Being a parent is a wonderful and life-changing experience, but by no means is it always a happy experience 100% of the time. Mothers are often riddled with guilt that they should always be happy, and if at any time they aren’t, perhaps they are being ungrateful. This prospect of “mom guilt” takes on a whole new level with mothers of premature infants.
Having a premature baby is very stressful on a parent. You’ve envisioned a healthy term newborn baby, and for a multitude of reasons, this wasn’t what happened after your baby’s delivery. As a NICU parent, you are overwhelmed with the stressors of uncertainty, sleep deprivation, the physical recovery after child birth, and of course, the emotional toll. On top of all the worry about her health, you likely feel you are missing the experience of holding, breastfeeding, and bonding. Perhaps, as a mother, you can’t hold or touch your baby whenever you want or spend as much time with him or her.
All of these changes are so overwhelming to a mother who envisioned motherhood to be a particular way and is suddenly thrown into a world she never imagined. Often times, mothers may blame themselves for not being able to bring their baby to full term. To those mothers, I want to say it is not your fault.
Research has shown that up to 3 of 4 NICU mothers can experience postpartum depression and many go on to develop post-traumatic stress disorder. Many families associate the NICU with a traumatic and scary time in their lives. The mind can feel overwhelmed when processing the latest medical information and what’s happened since the delivery. Mental health can suffer and begin to look like hypervigilance or heightened anxiety, obsessive thoughts, or excessive worries. Feelings of depression can manifest as insomnia, numbness, and even anger. Sometimes, these symptoms continue to manifest when baby is home which alludes to the post-traumatic stress disorder mentioned earlier.
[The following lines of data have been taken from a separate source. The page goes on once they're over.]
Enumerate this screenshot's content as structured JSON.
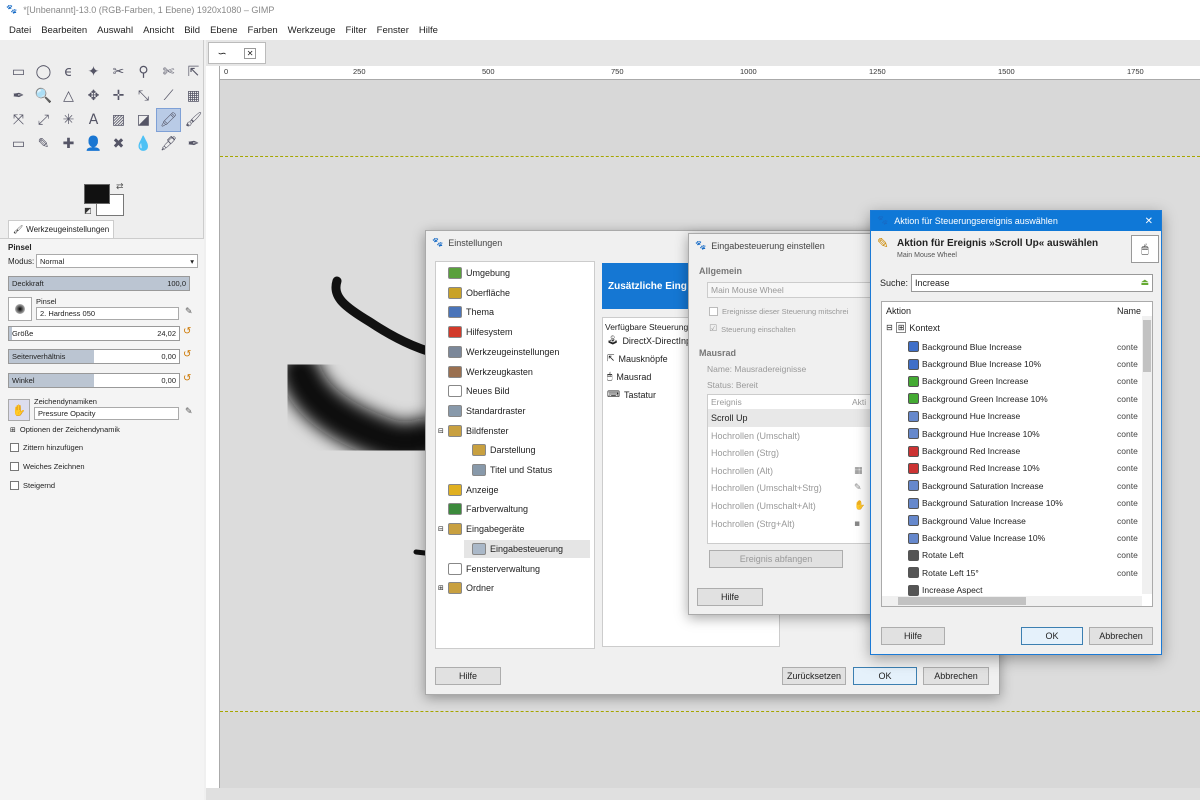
{
  "window": {
    "title": "*[Unbenannt]-13.0 (RGB-Farben, 1 Ebene) 1920x1080 – GIMP"
  },
  "menu": [
    "Datei",
    "Bearbeiten",
    "Auswahl",
    "Ansicht",
    "Bild",
    "Ebene",
    "Farben",
    "Werkzeuge",
    "Filter",
    "Fenster",
    "Hilfe"
  ],
  "ruler": [
    "0",
    "250",
    "500",
    "750",
    "1000",
    "1250",
    "1500",
    "1750"
  ],
  "tool_options": {
    "tab": "Werkzeugeinstellungen",
    "tool": "Pinsel",
    "mode_label": "Modus:",
    "mode_value": "Normal",
    "opacity_label": "Deckkraft",
    "opacity_value": "100,0",
    "opacity_fraction": 1.0,
    "brush_label": "Pinsel",
    "brush_value": "2. Hardness 050",
    "size_label": "Größe",
    "size_value": "24,02",
    "size_fraction": 0.02,
    "aspect_label": "Seitenverhältnis",
    "aspect_value": "0,00",
    "aspect_fraction": 0.5,
    "angle_label": "Winkel",
    "angle_value": "0,00",
    "angle_fraction": 0.5,
    "dyn_label": "Zeichendynamiken",
    "dyn_value": "Pressure Opacity",
    "dyn_options": "Optionen der Zeichendynamik",
    "jitter": "Zittern hinzufügen",
    "smooth": "Weiches Zeichnen",
    "increment": "Steigernd"
  },
  "einstellungen": {
    "title": "Einstellungen",
    "items": [
      {
        "label": "Umgebung",
        "color": "#5aa03c",
        "indent": 0
      },
      {
        "label": "Oberfläche",
        "color": "#c9a227",
        "indent": 0
      },
      {
        "label": "Thema",
        "color": "#4a74b9",
        "indent": 0
      },
      {
        "label": "Hilfesystem",
        "color": "#d23a2a",
        "indent": 0
      },
      {
        "label": "Werkzeugeinstellungen",
        "color": "#7b8799",
        "indent": 0
      },
      {
        "label": "Werkzeugkasten",
        "color": "#9a7050",
        "indent": 0
      },
      {
        "label": "Neues Bild",
        "color": "#ffffff",
        "indent": 0
      },
      {
        "label": "Standardraster",
        "color": "#8899aa",
        "indent": 0
      },
      {
        "label": "Bildfenster",
        "color": "#c8a040",
        "indent": 0
      },
      {
        "label": "Darstellung",
        "color": "#c8a040",
        "indent": 1
      },
      {
        "label": "Titel und Status",
        "color": "#8899aa",
        "indent": 1
      },
      {
        "label": "Anzeige",
        "color": "#e0b020",
        "indent": 0
      },
      {
        "label": "Farbverwaltung",
        "color": "#3c8a3c",
        "indent": 0
      },
      {
        "label": "Eingabegeräte",
        "color": "#c8a040",
        "indent": 0
      },
      {
        "label": "Eingabesteuerung",
        "color": "#aab8c8",
        "indent": 1
      },
      {
        "label": "Fensterverwaltung",
        "color": "#ffffff",
        "indent": 0
      },
      {
        "label": "Ordner",
        "color": "#c8a040",
        "indent": 0
      }
    ],
    "header": "Zusätzliche Eing",
    "devices_label": "Verfügbare Steuerung",
    "devices": [
      "DirectX-DirectInp",
      "Mausknöpfe",
      "Mausrad",
      "Tastatur"
    ],
    "help": "Hilfe",
    "reset": "Zurücksetzen",
    "ok": "OK",
    "cancel": "Abbrechen"
  },
  "eingabe": {
    "title": "Eingabesteuerung einstellen",
    "general": "Allgemein",
    "device_name": "Main Mouse Wheel",
    "dump_events": "Ereignisse dieser Steuerung mitschrei",
    "enable": "Steuerung einschalten",
    "section": "Mausrad",
    "name_line": "Name:  Mausradereignisse",
    "status_line": "Status:  Bereit",
    "col_event": "Ereignis",
    "col_action": "Akti",
    "events": [
      "Scroll Up",
      "Hochrollen (Umschalt)",
      "Hochrollen (Strg)",
      "Hochrollen (Alt)",
      "Hochrollen (Umschalt+Strg)",
      "Hochrollen (Umschalt+Alt)",
      "Hochrollen (Strg+Alt)"
    ],
    "grab": "Ereignis abfangen",
    "help": "Hilfe"
  },
  "aktion": {
    "window_title": "Aktion für Steuerungsereignis auswählen",
    "heading": "Aktion für Ereignis »Scroll Up« auswählen",
    "subheading": "Main Mouse Wheel",
    "search_label": "Suche:",
    "search_value": "Increase",
    "col_action": "Aktion",
    "col_name": "Name",
    "group": "Kontext",
    "rows": [
      {
        "label": "Background Blue Increase",
        "name": "conte",
        "color": "#3f6fc8"
      },
      {
        "label": "Background Blue Increase 10%",
        "name": "conte",
        "color": "#3f6fc8"
      },
      {
        "label": "Background Green Increase",
        "name": "conte",
        "color": "#44aa33"
      },
      {
        "label": "Background Green Increase 10%",
        "name": "conte",
        "color": "#44aa33"
      },
      {
        "label": "Background Hue Increase",
        "name": "conte",
        "color": "#6688cc"
      },
      {
        "label": "Background Hue Increase 10%",
        "name": "conte",
        "color": "#6688cc"
      },
      {
        "label": "Background Red Increase",
        "name": "conte",
        "color": "#cc3333"
      },
      {
        "label": "Background Red Increase 10%",
        "name": "conte",
        "color": "#cc3333"
      },
      {
        "label": "Background Saturation Increase",
        "name": "conte",
        "color": "#6688cc"
      },
      {
        "label": "Background Saturation Increase 10%",
        "name": "conte",
        "color": "#6688cc"
      },
      {
        "label": "Background Value Increase",
        "name": "conte",
        "color": "#6688cc"
      },
      {
        "label": "Background Value Increase 10%",
        "name": "conte",
        "color": "#6688cc"
      },
      {
        "label": "Rotate Left",
        "name": "conte",
        "color": "#555555"
      },
      {
        "label": "Rotate Left 15°",
        "name": "conte",
        "color": "#555555"
      },
      {
        "label": "Increase Aspect",
        "name": "",
        "color": "#555555"
      }
    ],
    "help": "Hilfe",
    "ok": "OK",
    "cancel": "Abbrechen"
  }
}
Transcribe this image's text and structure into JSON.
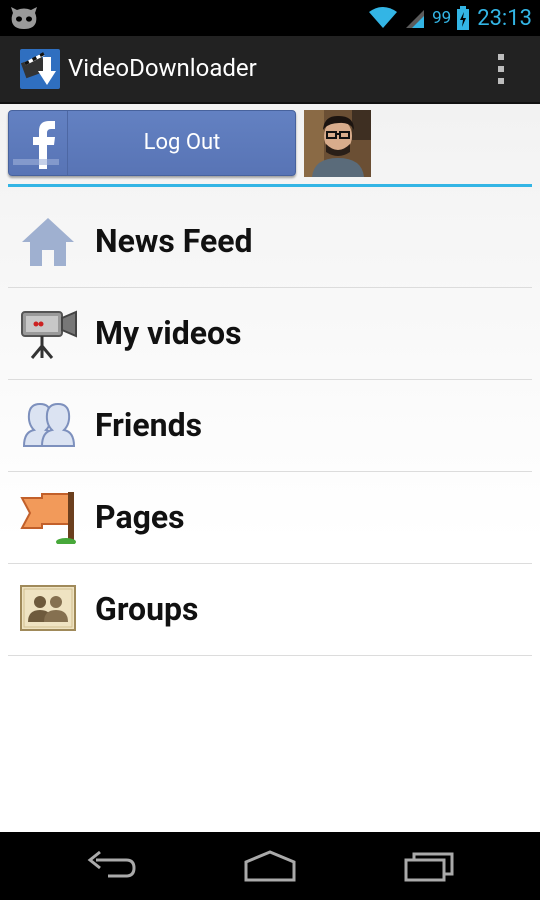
{
  "status": {
    "battery_percent": "99",
    "time": "23:13",
    "accent": "#33b5e5"
  },
  "app": {
    "title": "VideoDownloader",
    "icon": "video-download-icon"
  },
  "facebook": {
    "button_label": "Log Out",
    "brand_color": "#5f7ec1"
  },
  "menu": {
    "items": [
      {
        "label": "News Feed",
        "icon": "home-icon"
      },
      {
        "label": "My videos",
        "icon": "video-camera-icon"
      },
      {
        "label": "Friends",
        "icon": "friends-icon"
      },
      {
        "label": "Pages",
        "icon": "flag-icon"
      },
      {
        "label": "Groups",
        "icon": "groups-icon"
      }
    ]
  }
}
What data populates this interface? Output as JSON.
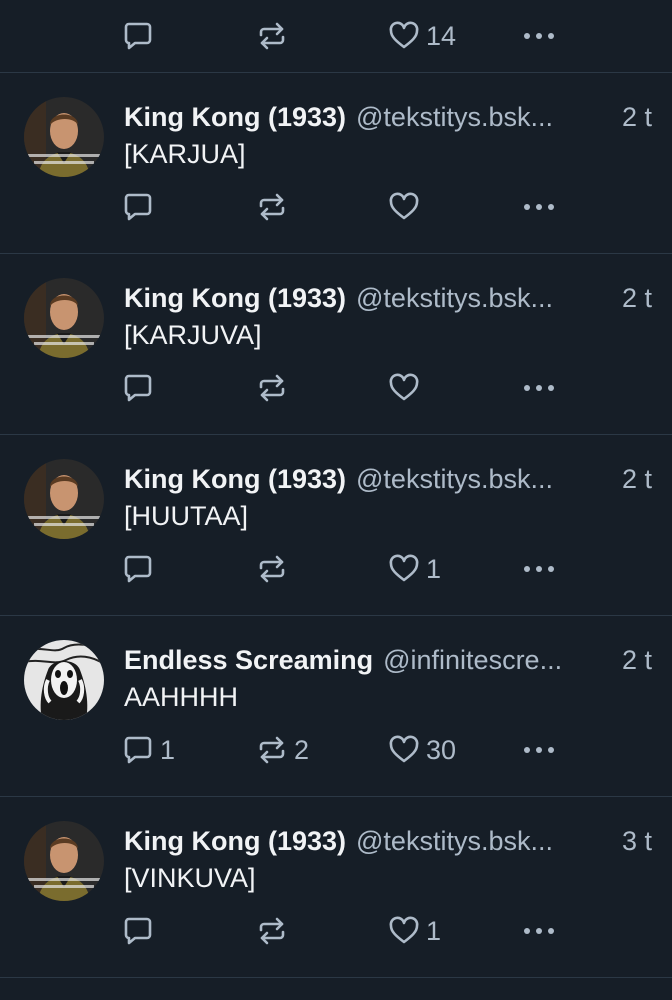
{
  "colors": {
    "background": "#161e27",
    "divider": "#2b3845",
    "text_primary": "#f1f3f5",
    "text_secondary": "#aebbc9"
  },
  "top_actions": {
    "reply_count": "",
    "repost_count": "",
    "like_count": "14"
  },
  "posts": [
    {
      "avatar_icon": "kirk-avatar",
      "display_name": "King Kong (1933)",
      "handle": "@tekstitys.bsk...",
      "time": "2 t",
      "text": "[KARJUA]",
      "reply_count": "",
      "repost_count": "",
      "like_count": ""
    },
    {
      "avatar_icon": "kirk-avatar",
      "display_name": "King Kong (1933)",
      "handle": "@tekstitys.bsk...",
      "time": "2 t",
      "text": "[KARJUVA]",
      "reply_count": "",
      "repost_count": "",
      "like_count": ""
    },
    {
      "avatar_icon": "kirk-avatar",
      "display_name": "King Kong (1933)",
      "handle": "@tekstitys.bsk...",
      "time": "2 t",
      "text": "[HUUTAA]",
      "reply_count": "",
      "repost_count": "",
      "like_count": "1"
    },
    {
      "avatar_icon": "scream-avatar",
      "display_name": "Endless Screaming",
      "handle": "@infinitescre...",
      "time": "2 t",
      "text": "AAHHHH",
      "reply_count": "1",
      "repost_count": "2",
      "like_count": "30"
    },
    {
      "avatar_icon": "kirk-avatar",
      "display_name": "King Kong (1933)",
      "handle": "@tekstitys.bsk...",
      "time": "3 t",
      "text": "[VINKUVA]",
      "reply_count": "",
      "repost_count": "",
      "like_count": "1"
    }
  ]
}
Often, mothers feel they can’t bond with their infant the way they would like to which contributes to feelings of lost identity and can further manifest as depression. Even if you can’t hold your baby until they are more medically stable, ask the medical team if you can touch your baby. Many NICU’s do allow and encourage parents to do “skin to skin” with the infants as it can help regulate a number of organ systems for the baby.
While I myself have never been a mother to a premature infant, I have been around families of premie babies on a frequent basis from in the NICU to thankfully, even having the pleasure of seeing them on an outpatient basis.
My personal suggestions for parents of infants in the NICU:
No matter what you do, step away for at least 30 minutes every day. It can be broken up but at least 10-15 min chunks of time. Step away and take a coffee break. Find a quiet place out of the NICU to get some fresh air. Some hospitals have outdoor patios and garden spaces that are used for just this purpose by patients’ families. If meditation or deep breathing helps, try these exercises to clear your mind before entering the NICU again and unloading some stressors.
If you can, try to incorporate small steps of your daily routine back. That means some form of physical activity, even if it’s a slow stroll while recovering from delivery. Try to bring some foods from home so the hospital cafeteria isn’t your only source of nutrition. Looking after your diet and physical health will help you feel more alert mentally with the different situations thrown at you.
Try to take some time to go home and sleep as well or inquire into a room for parents where you can stay overnight. Sleep may be tough to come by, but again deep breathing and detachment exercises can help unwind the mind.
Try your hardest to stay away from Dr. Google, and instead join online NICU support groups or groups within the hospital. This is a nice way to share big or small victories and obstacles with families who know what you’re experiencing. Every victory is worth a celebration. Don’t get bogged down with googling every procedure and diagnostic test that gets mentioned as it can be overwhelming and frankly scary if you only read the worst case scenarios.
Lastly, try to connect with your significant other. This is a unique situation that only the two of you can really understand. Take a night out a week to go out to eat. It doesn’t have to be a fancy date night but getting a change of scenery can help. Make it a point to attempt to discuss non NICU related topics. Ironically, time away from the NICU can help families focus more on their happiest moments together while in the NICU.